In alternative embodiments, the arrays are non-parallel, such as being positioned with generally orthogonal axes. Any arrangement of two or more twisted arrays may be provided.
During manufacture of the array, the memory alloy is flat. The memory alloy may include cuts separating the different arrays, at least partially. Alternatively, the alloy is cut during array manufacture. The element dicing between arrays may be through all of or most of the backing block. Once the array is diced, the memory allow may twist the arrays to the desired geometry. One or more of the arrays may be untwisted. In the embodiment of FIG. 13, the first and third arrays have right hand twist and the second and fourth arrays have left hand twist.
For two arrays adjacent to each other, the flex circuit or conductors may be routed to the exposed sides of each array away from the other arrays. For three or more adjacent arrays, one or more arrays may have both sides near or against another array. A shared flexible circuit may be used. Where insufficient room for traces from two arrays is provided on one side of the flexible circuit, a multi-layer flex may be used. For example, the traces from one array are routed on one side of the flex material. The flex material contacts multiple arrays. The traces for the other array are routed to the other side of the flex material. Other signal routing may be used.
While the invention has been described above by reference to various embodiments, it should be understood that many changes and modifications can be made without departing from the scope of the invention.

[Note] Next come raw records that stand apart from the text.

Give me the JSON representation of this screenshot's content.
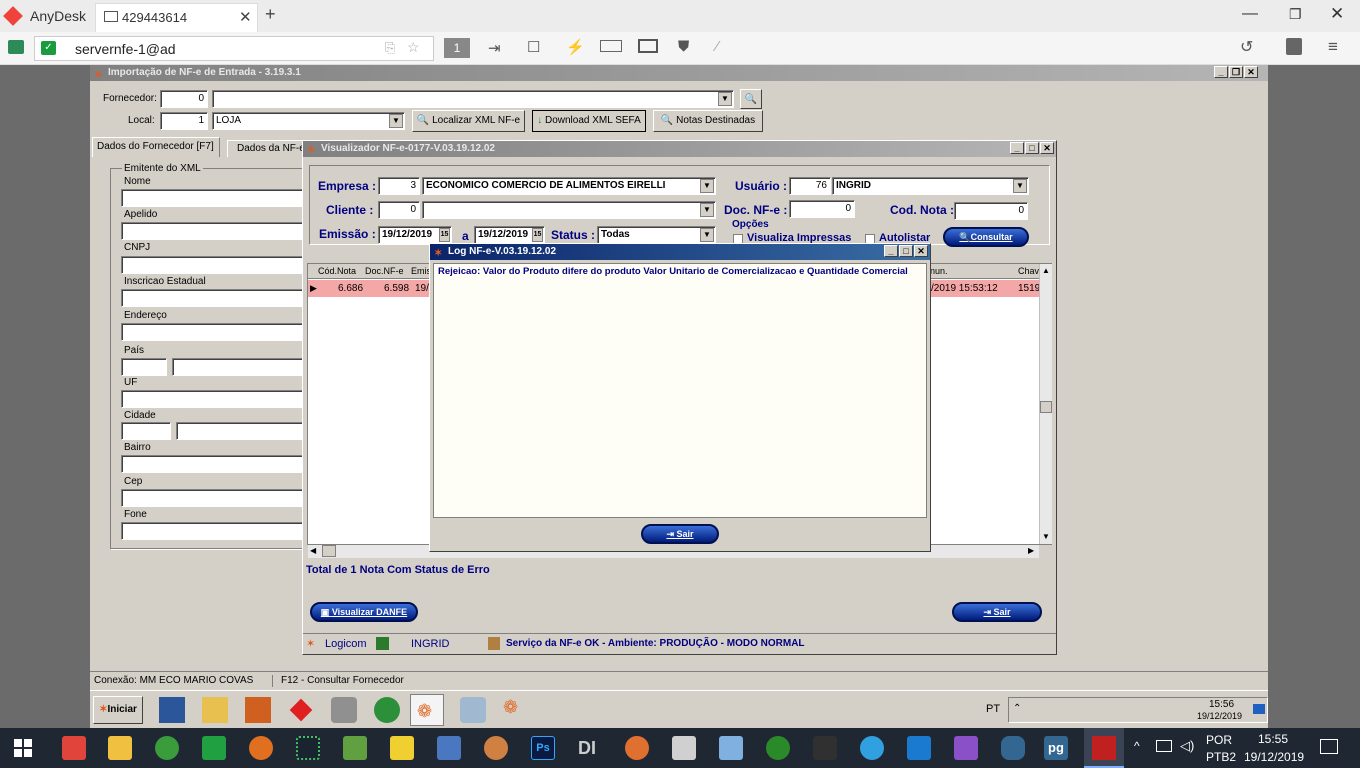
{
  "anydesk": {
    "app_name": "AnyDesk",
    "tab_title": "429443614",
    "address": "servernfe-1@ad",
    "page_number": "1"
  },
  "app": {
    "title": "Importação de NF-e de Entrada - 3.19.3.1",
    "fornecedor_label": "Fornecedor:",
    "fornecedor_value": "0",
    "local_label": "Local:",
    "local_value": "1",
    "local_name": "LOJA",
    "btn_localizar": "Localizar XML NF-e",
    "btn_download": "Download XML SEFA",
    "btn_notas": "Notas Destinadas",
    "tab_fornecedor": "Dados do Fornecedor [F7]",
    "tab_nfe": "Dados da NF-e",
    "group_title": "Emitente do XML",
    "fields": [
      "Nome",
      "Apelido",
      "CNPJ",
      "Inscricao Estadual",
      "Endereço",
      "País",
      "UF",
      "Cidade",
      "Bairro",
      "Cep",
      "Fone"
    ],
    "status_conexao": "Conexão: MM ECO MARIO COVAS",
    "status_f12": "F12 - Consultar Fornecedor"
  },
  "viz": {
    "title": "Visualizador NF-e-0177-V.03.19.12.02",
    "empresa_label": "Empresa :",
    "empresa_code": "3",
    "empresa_name": "ECONOMICO COMERCIO DE ALIMENTOS EIRELLI",
    "usuario_label": "Usuário :",
    "usuario_code": "76",
    "usuario_name": "INGRID",
    "cliente_label": "Cliente :",
    "cliente_code": "0",
    "docnfe_label": "Doc. NF-e :",
    "docnfe_value": "0",
    "codnota_label": "Cod. Nota :",
    "codnota_value": "0",
    "emissao_label": "Emissão :",
    "date_from": "19/12/2019",
    "a_label": "a",
    "date_to": "19/12/2019",
    "status_label": "Status :",
    "status_value": "Todas",
    "opcoes_label": "Opções",
    "chk_visualiza": "Visualiza Impressas",
    "chk_autolistar": "Autolistar",
    "btn_consultar": "Consultar",
    "grid_headers": [
      "Cód.Nota",
      "Doc.NF-e",
      "Emis",
      "nun.",
      "Chav"
    ],
    "grid_row": {
      "cod": "6.686",
      "doc": "6.598",
      "emis": "19/",
      "datetime": "/2019 15:53:12",
      "chave": "1519"
    },
    "total_text": "Total de 1 Nota Com Status de Erro",
    "btn_danfe": "Visualizar DANFE",
    "btn_sair": "Sair",
    "status_logicom": "Logicom",
    "status_user": "INGRID",
    "status_servico": "Serviço da NF-e OK - Ambiente: PRODUÇÃO - MODO NORMAL"
  },
  "log": {
    "title": "Log NF-e-V.03.19.12.02",
    "message": "Rejeicao: Valor do Produto difere do produto Valor Unitario de Comercializacao e Quantidade Comercial",
    "btn_sair": "Sair"
  },
  "xp_taskbar": {
    "start_label": "Iniciar",
    "lang": "PT",
    "time": "15:56",
    "date": "19/12/2019"
  },
  "win_taskbar": {
    "lang_top": "POR",
    "lang_bottom": "PTB2",
    "time": "15:55",
    "date": "19/12/2019"
  },
  "colors": {
    "selected_row": "#f4a7a7",
    "title_gradient": "#808080",
    "pill_blue": "#0a2a9a",
    "status_blue": "#000080"
  }
}
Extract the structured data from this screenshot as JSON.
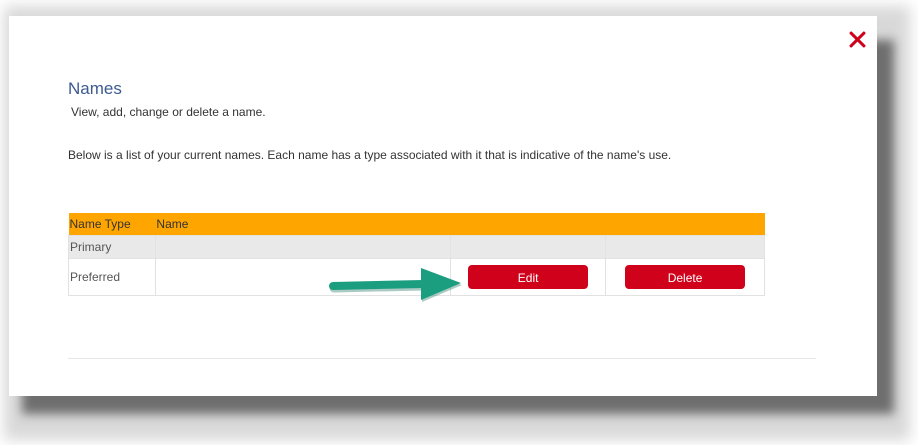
{
  "dialog": {
    "title": "Names",
    "subtitle": "View, add, change or delete a name.",
    "description": "Below is a list of your current names. Each name has a type associated with it that is indicative of the name's use."
  },
  "table": {
    "headers": [
      "Name Type",
      "Name"
    ],
    "rows": [
      {
        "type": "Primary",
        "name": ""
      },
      {
        "type": "Preferred",
        "name": "",
        "edit_label": "Edit",
        "delete_label": "Delete"
      }
    ]
  },
  "icons": {
    "close": "close-icon",
    "arrow": "arrow-right-icon"
  },
  "colors": {
    "accent_header": "#ffa500",
    "button_red": "#d0021b",
    "title_blue": "#3c5a91",
    "arrow_teal": "#1a9e7f",
    "close_red": "#d0021b"
  }
}
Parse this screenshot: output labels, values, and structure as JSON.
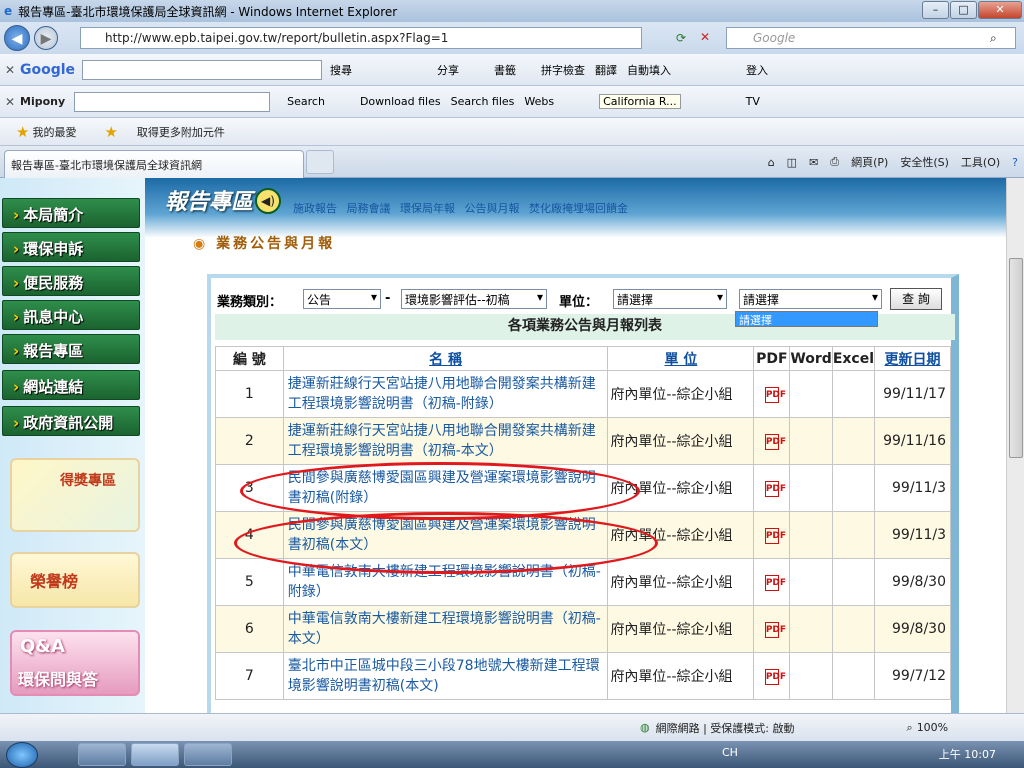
{
  "window": {
    "title": "報告專區-臺北市環境保護局全球資訊網 - Windows Internet Explorer",
    "min": "–",
    "max": "□",
    "close": "✕"
  },
  "address": {
    "url": "http://www.epb.taipei.gov.tw/report/bulletin.aspx?Flag=1",
    "search_placeholder": "Google"
  },
  "toolbar1": {
    "brand": "Google",
    "items": [
      "搜尋",
      "分享",
      "書籤",
      "拼字檢查",
      "翻譯",
      "自動填入",
      "登入"
    ]
  },
  "toolbar2": {
    "brand": "Mipony",
    "items": [
      "Search",
      "Download files",
      "Search files",
      "Webs",
      "California R...",
      "TV"
    ]
  },
  "favorites": {
    "label": "我的最愛",
    "addons": "取得更多附加元件"
  },
  "tabs": {
    "active": "報告專區-臺北市環境保護局全球資訊網",
    "commands": [
      "網頁(P)",
      "安全性(S)",
      "工具(O)"
    ]
  },
  "leftnav": {
    "items": [
      "本局簡介",
      "環保申訴",
      "便民服務",
      "訊息中心",
      "報告專區",
      "網站連結",
      "政府資訊公開"
    ],
    "promo1": "得獎專區",
    "promo2": "榮譽榜",
    "promo3_top": "Q&A",
    "promo3_bottom": "環保問與答"
  },
  "banner": {
    "logo": "報告專區",
    "links": [
      "施政報告",
      "局務會議",
      "環保局年報",
      "公告與月報",
      "焚化廠掩埋場回饋金"
    ]
  },
  "page_title": "業務公告與月報",
  "filter": {
    "category_label": "業務類別：",
    "category_value": "公告",
    "sep": "-",
    "subcategory_value": "環境影響評估--初稿",
    "unit_label": "單位：",
    "unit_value": "請選擇",
    "unit2_value": "請選擇",
    "dropdown_option": "請選擇",
    "query_button": "查 詢"
  },
  "table": {
    "title": "各項業務公告與月報列表",
    "headers": [
      "編 號",
      "名 稱",
      "單 位",
      "PDF",
      "Word",
      "Excel",
      "更新日期"
    ],
    "rows": [
      {
        "num": "1",
        "name": "捷運新莊線行天宮站捷八用地聯合開發案共構新建工程環境影響說明書（初稿-附錄）",
        "unit": "府內單位--綜企小組",
        "date": "99/11/17"
      },
      {
        "num": "2",
        "name": "捷運新莊線行天宮站捷八用地聯合開發案共構新建工程環境影響說明書（初稿-本文）",
        "unit": "府內單位--綜企小組",
        "date": "99/11/16"
      },
      {
        "num": "3",
        "name": "民間參與廣慈博愛園區興建及營運案環境影響說明書初稿(附錄）",
        "unit": "府內單位--綜企小組",
        "date": "99/11/3"
      },
      {
        "num": "4",
        "name": "民間參與廣慈博愛園區興建及營運案環境影響說明書初稿(本文）",
        "unit": "府內單位--綜企小組",
        "date": "99/11/3"
      },
      {
        "num": "5",
        "name": "中華電信敦南大樓新建工程環境影響說明書（初稿-附錄）",
        "unit": "府內單位--綜企小組",
        "date": "99/8/30"
      },
      {
        "num": "6",
        "name": "中華電信敦南大樓新建工程環境影響說明書（初稿-本文）",
        "unit": "府內單位--綜企小組",
        "date": "99/8/30"
      },
      {
        "num": "7",
        "name": "臺北市中正區城中段三小段78地號大樓新建工程環境影響說明書初稿(本文)",
        "unit": "府內單位--綜企小組",
        "date": "99/7/12"
      }
    ]
  },
  "status": {
    "zone": "網際網路 | 受保護模式: 啟動",
    "zoom": "100%"
  },
  "taskbar": {
    "lang": "CH",
    "clock": "上午 10:07"
  },
  "colors": {
    "nav_green": "#1b6330",
    "link_blue": "#1a5aa0",
    "annotation_red": "#e0191d"
  }
}
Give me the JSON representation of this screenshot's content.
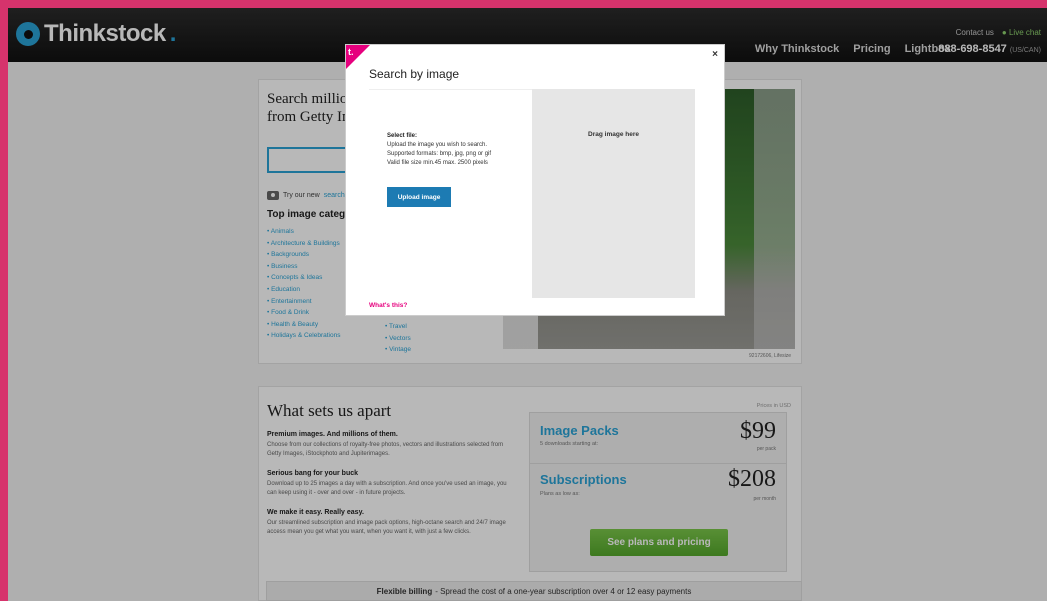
{
  "header": {
    "logo_text": "Thinkstock",
    "nav": [
      "Why Thinkstock",
      "Pricing",
      "Lightbox"
    ],
    "contact_label": "Contact us",
    "live_chat": "Live chat",
    "phone": "888-698-8547",
    "phone_region": "(US/CAN)"
  },
  "search_panel": {
    "title": "Search millions of royalty-free images from Getty Images, iStockphoto",
    "try_prefix": "Try our new",
    "try_link": "search",
    "categories_title": "Top image categories",
    "categories": [
      "Animals",
      "Architecture & Buildings",
      "Backgrounds",
      "Business",
      "Concepts & Ideas",
      "Education",
      "Entertainment",
      "Food & Drink",
      "Health & Beauty",
      "Holidays & Celebrations"
    ],
    "categories_col2": [
      "Travel",
      "Vectors",
      "Vintage"
    ],
    "photo_credit": "92172606, Lifesize"
  },
  "apart_panel": {
    "title": "What sets us apart",
    "blocks": [
      {
        "heading": "Premium images. And millions of them.",
        "text": "Choose from our collections of royalty-free photos, vectors and illustrations selected from Getty Images, iStockphoto and Jupiterimages."
      },
      {
        "heading": "Serious bang for your buck",
        "text": "Download up to 25 images a day with a subscription. And once you've used an image, you can keep using it - over and over - in future projects."
      },
      {
        "heading": "We make it easy. Really easy.",
        "text": "Our streamlined subscription and image pack options, high-octane search and 24/7 image access mean you get what you want, when you want it, with just a few clicks."
      }
    ],
    "prices_note": "Prices in USD",
    "image_packs": {
      "name": "Image Packs",
      "sub": "5 downloads starting at:",
      "price": "$99",
      "unit": "per pack"
    },
    "subscriptions": {
      "name": "Subscriptions",
      "sub": "Plans as low as:",
      "price": "$208",
      "unit": "per month"
    },
    "plans_button": "See plans and pricing"
  },
  "billing": {
    "bold": "Flexible billing",
    "text": "- Spread the cost of a one-year subscription over 4 or 12 easy payments"
  },
  "modal": {
    "corner_logo": "t.",
    "close": "×",
    "title": "Search by image",
    "select_file": "Select file:",
    "instructions": [
      "Upload the image you wish to search.",
      "Supported formats: bmp, jpg, png or gif",
      "Valid file size min.45 max. 2500 pixels"
    ],
    "upload_button": "Upload image",
    "drop_label": "Drag image here",
    "whats_this": "What's this?"
  }
}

It is therefore intended that the foregoing detailed description be regarded as illustrative rather than limiting, and that it be understood that it is the following claims, including all equivalents, that are intended to define the spirit and scope of this invention.
Patent applications by Lex J. Garbini, El Granada, CA US
Patent applications by Walter T. Wilser, Cupertino, CA US
Patent applications in class Electrostrictive, magnetostrictive, or piezoelectric
Patent applications in all subclasses Electrostrictive, magnetostrictive, or piezoelectric